When we take a careful survey of the various discussions and diverse theories on this subject, considered metaphysically, and then compare them with the great improvements and discoveries in the physical sciences for the last fifty years bearing upon the same subject, the change or progress looks mainly in one direction, viz., that all true mental science must ultimately be based upon physiology. Here is a great work to be performed, and when accomplished it will constitute one of the greatest, most valuable, and most important achievements, that was ever wrought in the history of science. A vast amount of positive knowledge has already been accumulated on this subject, by various writers, but a great work, by way of analysis, observation, and induction, and of further discoveries as to the functions of the brain, remains to be completed. This work must be performed, in a great measure, by persons profoundly versed in the physical sciences; and no small proportion of it must come from the observations, labors, and contributions, of medical men.

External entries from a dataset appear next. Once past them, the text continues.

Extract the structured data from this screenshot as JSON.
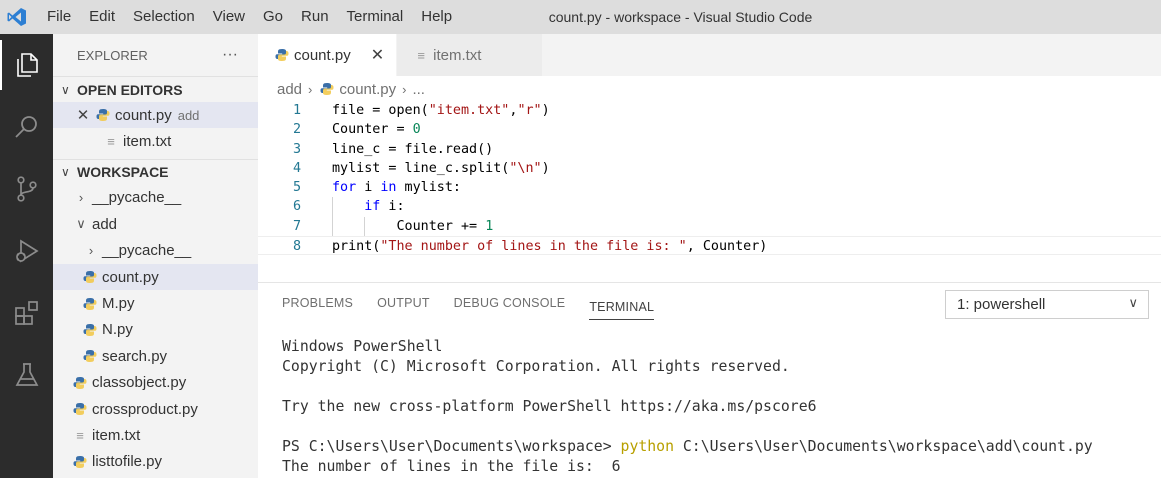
{
  "window": {
    "title": "count.py - workspace - Visual Studio Code"
  },
  "menu": [
    "File",
    "Edit",
    "Selection",
    "View",
    "Go",
    "Run",
    "Terminal",
    "Help"
  ],
  "activity": [
    "explorer-icon",
    "search-icon",
    "source-control-icon",
    "run-debug-icon",
    "extensions-icon",
    "testing-icon"
  ],
  "sidebar": {
    "title": "EXPLORER",
    "more": "···",
    "open_editors": {
      "label": "OPEN EDITORS",
      "items": [
        {
          "name": "count.py",
          "desc": "add"
        },
        {
          "name": "item.txt"
        }
      ]
    },
    "workspace": {
      "label": "WORKSPACE",
      "items": [
        {
          "name": "__pycache__"
        },
        {
          "name": "add"
        },
        {
          "name": "__pycache__"
        },
        {
          "name": "count.py"
        },
        {
          "name": "M.py"
        },
        {
          "name": "N.py"
        },
        {
          "name": "search.py"
        },
        {
          "name": "classobject.py"
        },
        {
          "name": "crossproduct.py"
        },
        {
          "name": "item.txt"
        },
        {
          "name": "listtofile.py"
        }
      ]
    }
  },
  "tabs": [
    {
      "label": "count.py",
      "close": "✕"
    },
    {
      "label": "item.txt"
    }
  ],
  "breadcrumb": {
    "folder": "add",
    "file": "count.py",
    "more": "..."
  },
  "code": {
    "line_numbers": [
      "1",
      "2",
      "3",
      "4",
      "5",
      "6",
      "7",
      "8"
    ],
    "l1": {
      "a": "file = open(",
      "s1": "\"item.txt\"",
      "b": ",",
      "s2": "\"r\"",
      "c": ")"
    },
    "l2": {
      "a": "Counter = ",
      "n": "0"
    },
    "l3": {
      "a": "line_c = file.read()"
    },
    "l4": {
      "a": "mylist = line_c.split(",
      "s": "\"\\n\"",
      "b": ")"
    },
    "l5": {
      "kw1": "for",
      "a": " i ",
      "kw2": "in",
      "b": " mylist:"
    },
    "l6": {
      "kw": "if",
      "a": " i:"
    },
    "l7": {
      "a": "Counter += ",
      "n": "1"
    },
    "l8": {
      "a": "print(",
      "s": "\"The number of lines in the file is: \"",
      "b": ", Counter)"
    }
  },
  "panel": {
    "tabs": [
      "PROBLEMS",
      "OUTPUT",
      "DEBUG CONSOLE",
      "TERMINAL"
    ],
    "shell": "1: powershell",
    "terminal": {
      "l1": "Windows PowerShell",
      "l2": "Copyright (C) Microsoft Corporation. All rights reserved.",
      "l3": "Try the new cross-platform PowerShell https://aka.ms/pscore6",
      "prompt": "PS C:\\Users\\User\\Documents\\workspace> ",
      "cmd": "python",
      "arg": " C:\\Users\\User\\Documents\\workspace\\add\\count.py",
      "output": "The number of lines in the file is:  6"
    }
  },
  "colors": {
    "keyword": "#0000ff",
    "string": "#a31515",
    "number": "#098658",
    "activitybar": "#2c2c2c",
    "python_blue": "#3a6fa8",
    "python_yellow": "#f2c94c"
  }
}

- From "Medical Problems of the Day" —a Discourse before the Massachusetts Medical Society.